Chopper crash near St. Cloud kills three National Guardsmen.
A shooting at a Pensacola Navy base has left three people dead.”
Shooting in Jersey City leaves 6 dead, including police officer and three civilians.
A Chilean Air Force plane with 38 people aboard went missing Monday night on its way to Antarctica and is presumed to have crashed.
Beloved Bishop Sirba, Duluth, Mn died on his way to celebrate Sunday Mass.
Bishop Sample, Portland, Oregon reminds us all that, “As we await the Lord’s coming, these incidents are powerful reminders that we know not the day or hour of His coming.” Will it happen to one of us while walking to church? While vacationing? While shopping? While attending school? While driving to work?
Human life is fragile and so do we strive to live without regret or do we choose to live with near-constant regret? Advent positions us well to ponder the tragic situations and ask ourselves: “are we ready to meet Jesus face to face?” And only with the purpose of analyzing what is the real purpose and meaning of our lives.
Those who experience intense physical suffering and pain and surgeries need not be reminded to ponder the meaning of their lives. That seems to be the silver lining of their suffering. Meanwhile, the rest of us can benefit from taking in these daily events that happen around us and consider the meaning of our own lives - past, present and future. And that is a good thing. These events need not devastate us but resolve to turn to the Lord in a deeper, more intense way. But they also have the possibility of causing us to retreat into ourselves and not even consider the depth of our faith, hope or love?
The Biblical Book of The Psalms help us to consider life’s challenges and rewards in very personal, human ways. Consider that each Psalm was written by someone crying out to the Lord - in joy, pain, devastation, or sorrow. He wants to hear from us on these levels. Just like these authors, we will also experience their emotions as we go through life. Take time to read them now and in the coming year. Psalm 119 [1- 8; 26 - 35] is one example of getting in touch with God on a very personal level and matter. Try praying the Psalm as if you are the one seeking the Lord with all of your heart.
“Blessed are those whose ways are blameless,
who walk according to the law of the Lord.
Blessed are those who keep his statutes
and seek him with all their heart—they do no wrong
but follow his ways.
You have laid down precepts
that are to be fully obeyed.
Oh, that my ways were steadfast
in obeying your decrees!
Then I would not be put to shame
when I consider all your commands.
I will praise you with an upright heart
as I learn your righteous laws.
I will obey your decrees;
do not utterly forsake me.
I am laid low in the dust;
preserve my life according to your word.
I gave an account of my ways and you answered me;
teach me your decrees.
Cause me to understand the way of your precepts,
that I may meditate on your wonderful deeds.
My soul is weary with sorrow;
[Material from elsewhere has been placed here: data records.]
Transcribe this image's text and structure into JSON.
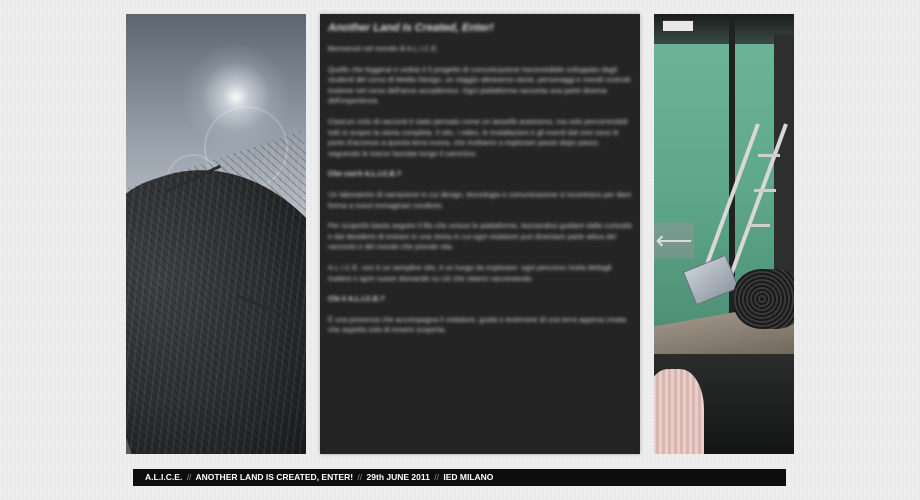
{
  "gallery": {
    "left_image": {
      "icon": "photo-sky-foliage"
    },
    "right_image": {
      "icon": "photo-green-screen-studio"
    },
    "prev_arrow": {
      "icon": "arrow-left-icon",
      "glyph": "⟵"
    }
  },
  "article": {
    "title": "Another Land Is Created, Enter!",
    "paragraphs": [
      {
        "text": "Benvenuti nel mondo di A.L.I.C.E.",
        "emphasis": false
      },
      {
        "text": "Quello che leggerai e vedrai è il progetto di comunicazione transmediale sviluppato dagli studenti del corso di Media Design, un viaggio attraverso storie, personaggi e mondi costruiti insieme nel corso dell'anno accademico. Ogni piattaforma racconta una parte diversa dell'esperienza.",
        "emphasis": false
      },
      {
        "text": "Ciascun ciclo di racconti è stato pensato come un tassello autonomo, ma solo percorrendoli tutti si scopre la storia completa. Il sito, i video, le installazioni e gli eventi dal vivo sono le porte d'accesso a questa terra nuova, che invitiamo a esplorare passo dopo passo, seguendo le tracce lasciate lungo il cammino.",
        "emphasis": false
      },
      {
        "text": "Che cos'è A.L.I.C.E.?",
        "emphasis": true
      },
      {
        "text": "Un laboratorio di narrazione in cui design, tecnologia e comunicazione si incontrano per dare forma a nuovi immaginari condivisi.",
        "emphasis": false
      },
      {
        "text": "Per scoprirlo basta seguire il filo che unisce le piattaforme, lasciandosi guidare dalla curiosità e dal desiderio di entrare in una storia in cui ogni visitatore può diventare parte attiva del racconto e del mondo che prende vita.",
        "emphasis": false
      },
      {
        "text": "A.L.I.C.E. non è un semplice sito, è un luogo da esplorare: ogni percorso rivela dettagli inattesi e apre nuove domande su ciò che stiamo raccontando.",
        "emphasis": false
      },
      {
        "text": "Chi è A.L.I.C.E.?",
        "emphasis": true
      },
      {
        "text": "È una presenza che accompagna il visitatore, guida e testimone di una terra appena creata che aspetta solo di essere scoperta.",
        "emphasis": false
      }
    ]
  },
  "footer": {
    "parts": [
      "A.L.I.C.E.",
      "ANOTHER LAND IS CREATED, ENTER!",
      "29th JUNE 2011",
      "IED MILANO"
    ],
    "separator": "//"
  }
}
strengthen me according to your word.
Keep me from deceitful ways;
be gracious to me and teach me your law.
I have chosen the way of faithfulness;
I have set my heart on your laws.
I hold fast to your statutes, Lord;
do not let me be put to shame.
I run in the path of your commands,
for you have broadened my understanding.”
Consider studying the Book of Psalms in 2020. It could be your New Year’s Resolution! After all, you and I will surely experience human circumstances which will elicit strong emotional responses on our part including disappointment, sadness, joy, fear, peace, and other strong feelings during 2020. Grow accustomed to praying the Psalms as they were meant to be used: “to prepare our hearts for a living conversation with God.” [Cavins et al]
Merry Christmas! May you all have a Blessed New Year filled with joyfulness and peace.